Show Filters

Lizard Tank Decor

Have you ever heard of a bioactive enclosure and wondered if it’s right for your lizard. When it comes to reptile-keeping, the term “bioactive” refers to the creation of a living ecosystem. Unlike a tank with fake plants and plastic rocks, bioactive enclosures allow your pet to form a natural habitat with other organisms. Along with living plants, you’ll need a “cleanup crew,” substrate, and natural landscaping, for your lizard. Balance these biotic and abiotic factors and you’ll have a fascinating, low-maintenance enclosure.

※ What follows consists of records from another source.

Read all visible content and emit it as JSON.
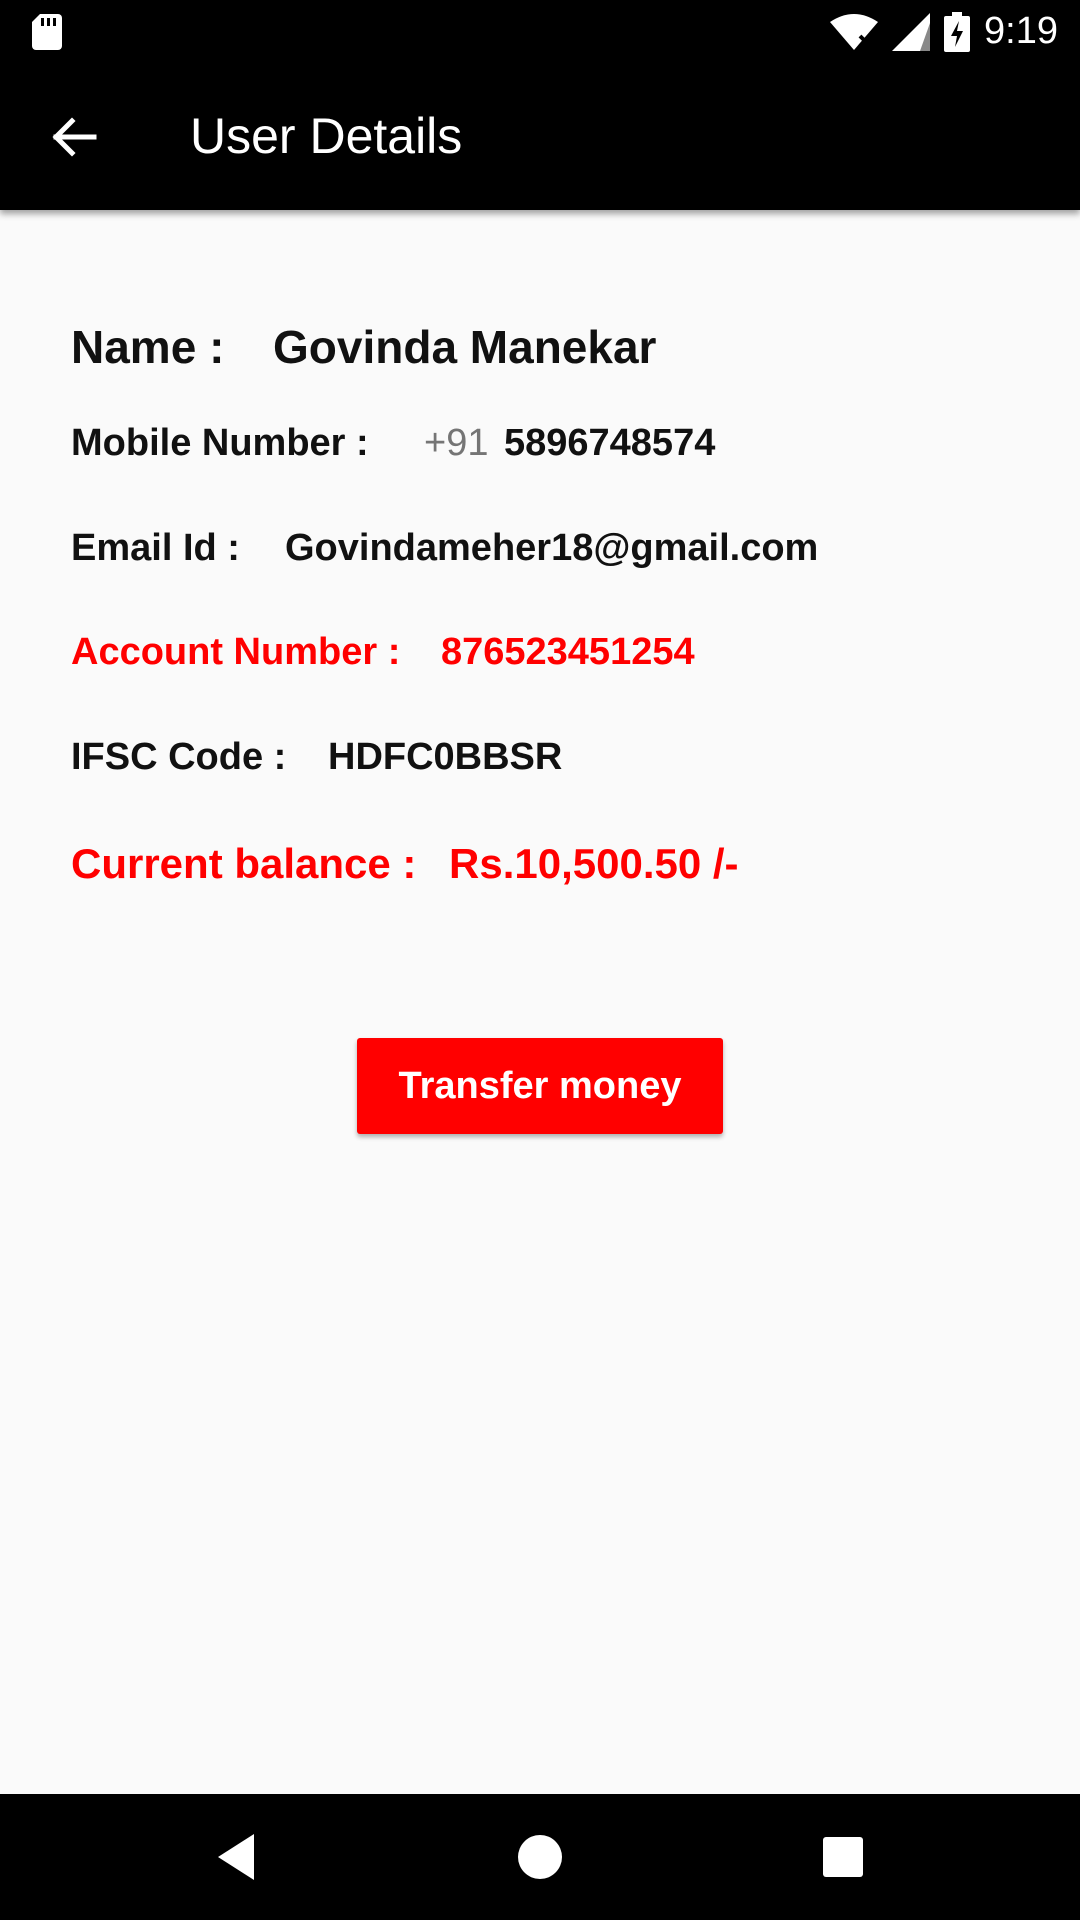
{
  "status_bar": {
    "time": "9:19",
    "icons": [
      "sd-card-icon",
      "wifi-off-icon",
      "signal-icon",
      "battery-charging-icon"
    ]
  },
  "app_bar": {
    "title": "User Details",
    "back_icon": "arrow-back-icon"
  },
  "details": {
    "name_label": "Name :",
    "name_value": "Govinda Manekar",
    "mobile_label": "Mobile Number :",
    "mobile_prefix": "+91",
    "mobile_value": "5896748574",
    "email_label": "Email Id :",
    "email_value": "Govindameher18@gmail.com",
    "account_label": "Account Number :",
    "account_value": "876523451254",
    "ifsc_label": "IFSC Code :",
    "ifsc_value": "HDFC0BBSR",
    "balance_label": "Current balance :",
    "balance_value": "Rs.10,500.50 /-"
  },
  "actions": {
    "transfer_label": "Transfer money"
  },
  "nav_bar": {
    "icons": [
      "nav-back-icon",
      "nav-home-icon",
      "nav-recents-icon"
    ]
  },
  "colors": {
    "accent": "#ff0000",
    "bar": "#000000",
    "background": "#fafafa"
  }
}
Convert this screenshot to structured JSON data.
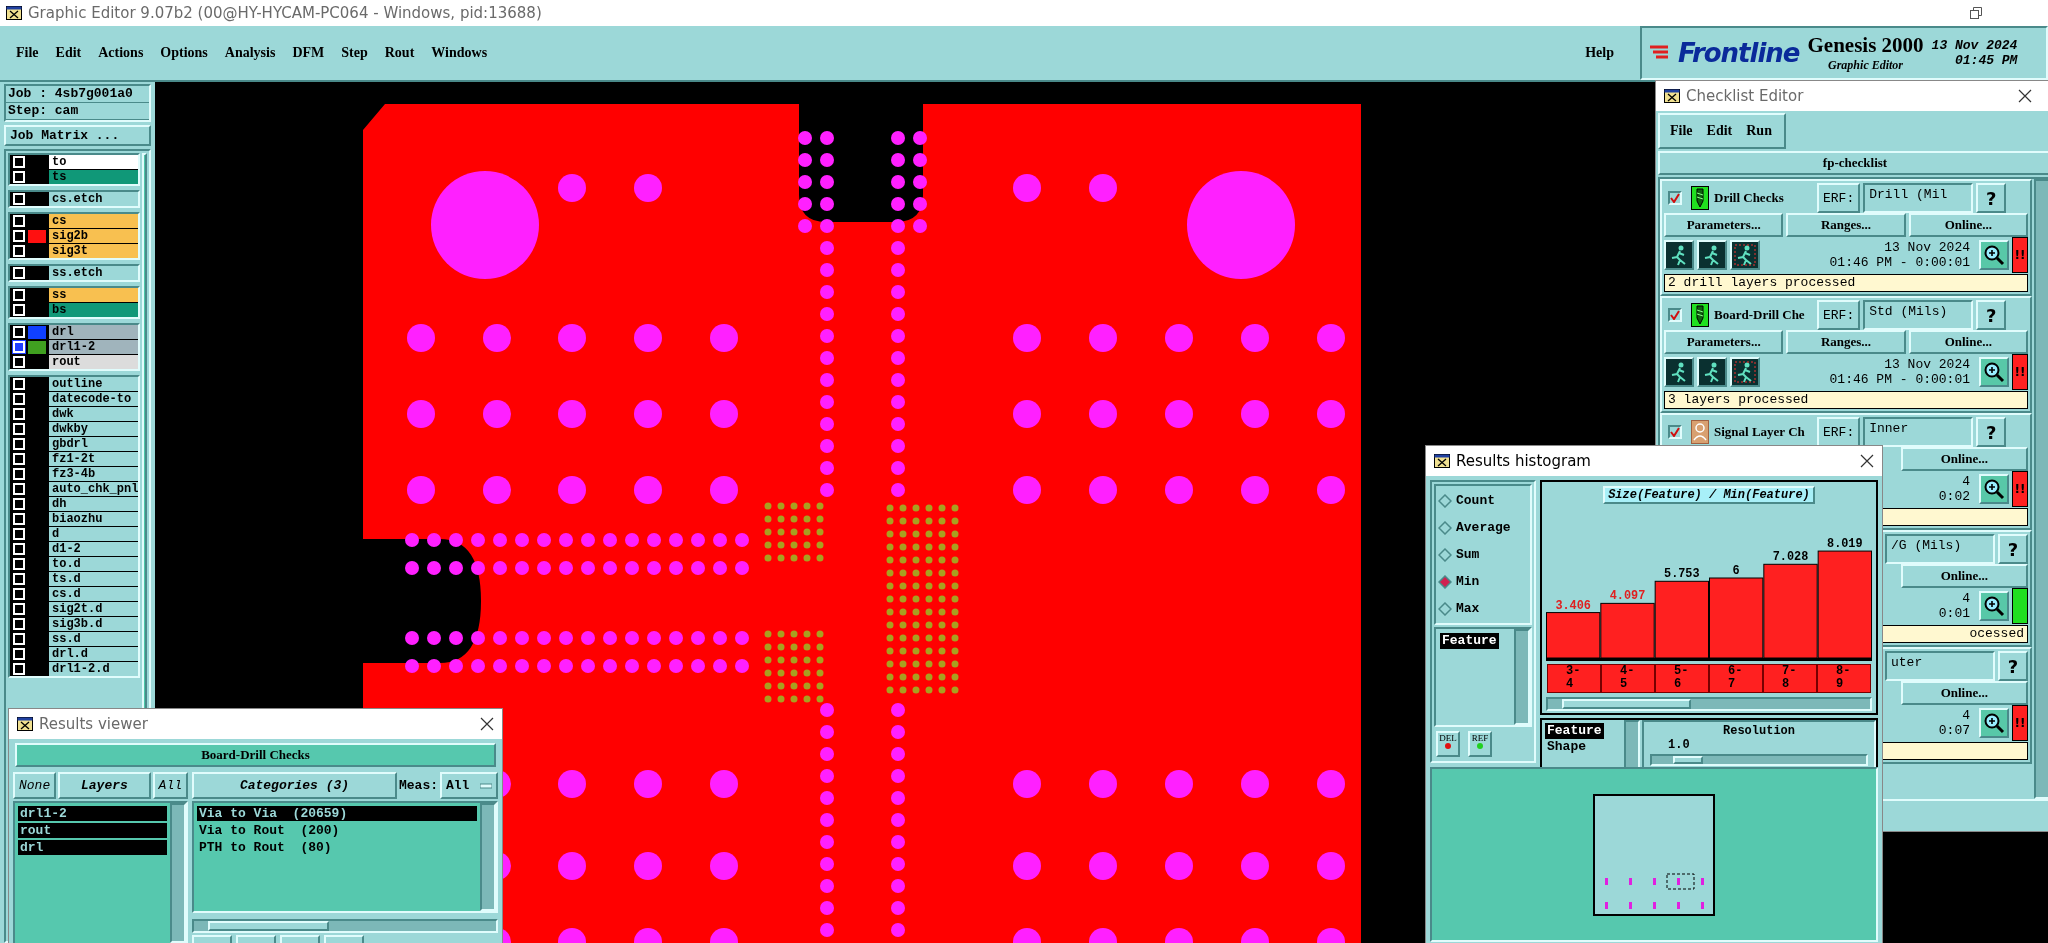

You’ll find more information on how to set up your bioactive vivarium below.


Sort By

The most common types of pet lizards are the leopard gecko and the bearded dragon. Taking care of lizards can be relatively simple. They need a suitable enclosure, a bed, water, some form of heat, and a UVB bulb. Some lizards like to have climbing branches while others need a place to hide out. Once you have their home set up, the rest of the work will be feeding, watering, and cleaning up after your lizard. All lizards should be fed every other day and receive vitamin supplements twice a week.

If you’re ready to give your lizard’s enclosure an upgrade, consider investing in a bioactive tank. These natural tanks provide countless opportunities to enrich your pet. And, in the long run, it sets you up with an active habitat that requires little upkeep. First, you’ll build a background using natural materials or buy a premade background to keep it simple. Then, you’ll add a drainage layer, substrate barrier, and substrate. Do your research on the ideal type of substrate for your enclosure. Avoid soil with fertilizer, which can be toxic to your lizard. After adding the proper substrate mix, you’ll add in rocks, branches, and any other natural decorations to enhance the habitat. Choose the plants that best reflect your lizard’s natural environment. Take the time to ensure that whatever you plant in your vivarium will be safe for your pet, especially if they’re prone to munching on plants. Next, you’ll add a layer of leaf litter, moss, and all those little things that help the humidity and your clean-up crew on top of the soil. Set up your growth light and leave your plants to settle in before adding your lizard. Once your plants and animal are adjusted to the environment, it’s time to add in the cleanup crew such as isopods and other soil-dwelling decomposers.

We hope this basic guide has helped simplify the process for you. Want to know more about creating your own bioactive vivarium? There are several helpful videos online to guide you through the process of building an almost self-maintaining enclosure. We’re confident your lizard will benefit from any extra care you put into creating and maintaining its living space.